■ **What needs to be done**: Check which lines in the records hold "date" and report how many there are, with no other text.

Source data:
---+---
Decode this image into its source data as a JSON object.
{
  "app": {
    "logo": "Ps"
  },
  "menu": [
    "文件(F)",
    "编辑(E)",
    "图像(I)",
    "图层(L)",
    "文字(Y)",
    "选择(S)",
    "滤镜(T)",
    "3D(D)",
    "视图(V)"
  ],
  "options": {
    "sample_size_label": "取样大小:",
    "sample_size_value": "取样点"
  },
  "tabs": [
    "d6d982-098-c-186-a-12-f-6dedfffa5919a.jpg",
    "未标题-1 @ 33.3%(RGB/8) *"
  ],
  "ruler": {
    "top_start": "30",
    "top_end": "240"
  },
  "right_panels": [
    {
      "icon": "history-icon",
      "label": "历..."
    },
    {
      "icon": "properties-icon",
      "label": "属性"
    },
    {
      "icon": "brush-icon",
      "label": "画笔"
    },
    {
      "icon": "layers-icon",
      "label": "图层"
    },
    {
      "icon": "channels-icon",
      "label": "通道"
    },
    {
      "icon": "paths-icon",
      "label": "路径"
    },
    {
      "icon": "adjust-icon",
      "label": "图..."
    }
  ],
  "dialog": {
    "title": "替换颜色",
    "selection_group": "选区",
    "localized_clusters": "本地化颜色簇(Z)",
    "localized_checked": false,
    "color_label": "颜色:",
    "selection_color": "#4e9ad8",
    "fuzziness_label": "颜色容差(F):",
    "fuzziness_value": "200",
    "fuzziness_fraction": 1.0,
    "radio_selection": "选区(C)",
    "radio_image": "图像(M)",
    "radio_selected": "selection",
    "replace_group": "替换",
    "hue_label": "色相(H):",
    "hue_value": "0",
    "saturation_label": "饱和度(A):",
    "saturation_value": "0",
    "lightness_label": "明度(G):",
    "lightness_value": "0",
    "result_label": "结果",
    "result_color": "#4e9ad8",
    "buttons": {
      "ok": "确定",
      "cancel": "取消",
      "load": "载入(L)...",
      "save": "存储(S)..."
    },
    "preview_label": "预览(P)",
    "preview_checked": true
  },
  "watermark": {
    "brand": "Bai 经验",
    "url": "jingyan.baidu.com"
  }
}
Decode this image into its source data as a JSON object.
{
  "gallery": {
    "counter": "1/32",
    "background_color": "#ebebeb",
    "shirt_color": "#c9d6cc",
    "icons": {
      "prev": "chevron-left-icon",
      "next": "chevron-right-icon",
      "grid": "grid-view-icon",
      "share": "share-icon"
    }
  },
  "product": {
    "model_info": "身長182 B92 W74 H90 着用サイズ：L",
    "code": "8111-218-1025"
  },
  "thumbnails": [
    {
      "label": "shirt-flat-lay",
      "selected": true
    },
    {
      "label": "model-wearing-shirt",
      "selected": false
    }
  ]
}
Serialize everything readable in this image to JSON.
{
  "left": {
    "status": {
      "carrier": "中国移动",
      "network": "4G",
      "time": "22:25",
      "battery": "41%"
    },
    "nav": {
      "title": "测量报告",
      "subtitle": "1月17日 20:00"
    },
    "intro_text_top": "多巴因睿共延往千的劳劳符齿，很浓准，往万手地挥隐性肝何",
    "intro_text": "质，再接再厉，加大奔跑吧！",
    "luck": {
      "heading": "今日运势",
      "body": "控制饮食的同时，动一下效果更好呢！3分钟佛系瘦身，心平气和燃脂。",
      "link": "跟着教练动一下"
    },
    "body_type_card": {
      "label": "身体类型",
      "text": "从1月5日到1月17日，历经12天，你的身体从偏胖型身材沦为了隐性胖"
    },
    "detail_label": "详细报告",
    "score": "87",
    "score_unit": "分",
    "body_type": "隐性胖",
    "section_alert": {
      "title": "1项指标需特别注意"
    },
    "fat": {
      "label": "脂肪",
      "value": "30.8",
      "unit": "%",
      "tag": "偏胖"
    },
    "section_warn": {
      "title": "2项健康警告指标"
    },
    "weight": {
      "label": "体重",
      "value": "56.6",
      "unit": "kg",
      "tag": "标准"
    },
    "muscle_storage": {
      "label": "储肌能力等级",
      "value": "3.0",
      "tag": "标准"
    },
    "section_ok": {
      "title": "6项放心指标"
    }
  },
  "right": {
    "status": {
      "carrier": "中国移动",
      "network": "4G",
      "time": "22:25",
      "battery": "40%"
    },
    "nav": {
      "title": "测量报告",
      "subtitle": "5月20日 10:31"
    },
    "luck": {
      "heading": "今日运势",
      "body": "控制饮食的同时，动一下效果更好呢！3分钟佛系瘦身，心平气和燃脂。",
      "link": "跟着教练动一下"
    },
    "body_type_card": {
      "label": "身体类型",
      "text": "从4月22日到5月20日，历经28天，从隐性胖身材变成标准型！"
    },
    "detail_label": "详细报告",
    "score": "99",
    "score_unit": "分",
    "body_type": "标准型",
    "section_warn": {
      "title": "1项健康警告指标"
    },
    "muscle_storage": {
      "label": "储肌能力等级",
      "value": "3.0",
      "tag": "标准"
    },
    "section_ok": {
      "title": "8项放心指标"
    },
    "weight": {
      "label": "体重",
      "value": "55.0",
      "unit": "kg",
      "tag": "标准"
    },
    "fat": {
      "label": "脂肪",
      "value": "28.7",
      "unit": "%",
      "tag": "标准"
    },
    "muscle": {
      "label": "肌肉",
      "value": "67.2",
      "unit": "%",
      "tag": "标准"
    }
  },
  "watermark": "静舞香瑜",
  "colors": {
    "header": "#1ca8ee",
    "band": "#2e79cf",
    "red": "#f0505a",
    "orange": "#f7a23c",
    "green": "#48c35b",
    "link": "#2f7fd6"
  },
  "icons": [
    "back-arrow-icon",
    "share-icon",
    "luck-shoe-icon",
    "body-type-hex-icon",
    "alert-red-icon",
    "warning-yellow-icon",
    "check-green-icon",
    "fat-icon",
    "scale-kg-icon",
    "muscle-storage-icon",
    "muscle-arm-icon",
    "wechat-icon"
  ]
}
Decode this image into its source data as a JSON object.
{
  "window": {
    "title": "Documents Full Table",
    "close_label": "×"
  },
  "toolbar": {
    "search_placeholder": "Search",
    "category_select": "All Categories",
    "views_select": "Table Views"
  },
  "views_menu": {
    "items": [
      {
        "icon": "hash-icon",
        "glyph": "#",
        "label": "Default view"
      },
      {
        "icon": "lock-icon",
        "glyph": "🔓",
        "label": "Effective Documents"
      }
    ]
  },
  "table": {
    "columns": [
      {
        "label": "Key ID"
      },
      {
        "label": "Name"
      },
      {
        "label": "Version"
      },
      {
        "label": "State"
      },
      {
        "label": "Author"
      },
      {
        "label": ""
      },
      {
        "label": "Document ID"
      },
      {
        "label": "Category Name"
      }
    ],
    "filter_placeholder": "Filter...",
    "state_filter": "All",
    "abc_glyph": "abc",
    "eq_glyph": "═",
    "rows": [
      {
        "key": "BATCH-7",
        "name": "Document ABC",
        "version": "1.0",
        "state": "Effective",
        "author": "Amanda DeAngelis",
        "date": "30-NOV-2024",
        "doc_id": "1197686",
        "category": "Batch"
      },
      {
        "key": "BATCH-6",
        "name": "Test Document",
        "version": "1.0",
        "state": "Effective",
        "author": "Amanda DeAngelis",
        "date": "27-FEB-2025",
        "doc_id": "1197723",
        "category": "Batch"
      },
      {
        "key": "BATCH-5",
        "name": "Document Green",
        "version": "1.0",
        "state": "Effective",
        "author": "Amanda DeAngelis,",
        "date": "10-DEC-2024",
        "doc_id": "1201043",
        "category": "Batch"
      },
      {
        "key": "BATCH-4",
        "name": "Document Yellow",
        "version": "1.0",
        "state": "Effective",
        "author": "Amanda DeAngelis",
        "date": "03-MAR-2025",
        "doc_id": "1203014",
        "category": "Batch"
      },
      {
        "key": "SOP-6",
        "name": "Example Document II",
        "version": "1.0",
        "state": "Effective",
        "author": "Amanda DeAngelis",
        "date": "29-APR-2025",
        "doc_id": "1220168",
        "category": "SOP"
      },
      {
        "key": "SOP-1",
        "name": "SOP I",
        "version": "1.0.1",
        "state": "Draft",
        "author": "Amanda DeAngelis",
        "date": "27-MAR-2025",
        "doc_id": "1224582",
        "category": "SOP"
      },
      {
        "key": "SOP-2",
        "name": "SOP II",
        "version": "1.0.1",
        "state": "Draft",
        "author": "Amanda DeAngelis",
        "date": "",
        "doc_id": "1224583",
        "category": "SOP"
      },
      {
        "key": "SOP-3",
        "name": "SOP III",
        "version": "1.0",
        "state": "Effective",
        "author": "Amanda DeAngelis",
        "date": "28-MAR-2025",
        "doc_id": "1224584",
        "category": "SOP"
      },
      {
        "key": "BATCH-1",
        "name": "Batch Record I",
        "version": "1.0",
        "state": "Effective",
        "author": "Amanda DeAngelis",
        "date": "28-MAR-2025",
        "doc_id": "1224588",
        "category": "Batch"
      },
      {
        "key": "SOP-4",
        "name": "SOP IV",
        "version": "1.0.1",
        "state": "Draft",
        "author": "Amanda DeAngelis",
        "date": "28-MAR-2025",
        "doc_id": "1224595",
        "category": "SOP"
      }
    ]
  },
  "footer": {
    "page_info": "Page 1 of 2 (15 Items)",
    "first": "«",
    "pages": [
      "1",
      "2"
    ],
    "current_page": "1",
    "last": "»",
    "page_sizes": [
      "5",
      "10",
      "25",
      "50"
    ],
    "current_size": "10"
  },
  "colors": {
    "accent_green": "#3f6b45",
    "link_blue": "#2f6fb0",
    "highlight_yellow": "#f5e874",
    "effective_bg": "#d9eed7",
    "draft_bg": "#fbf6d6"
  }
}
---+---
■ **Task result**: 10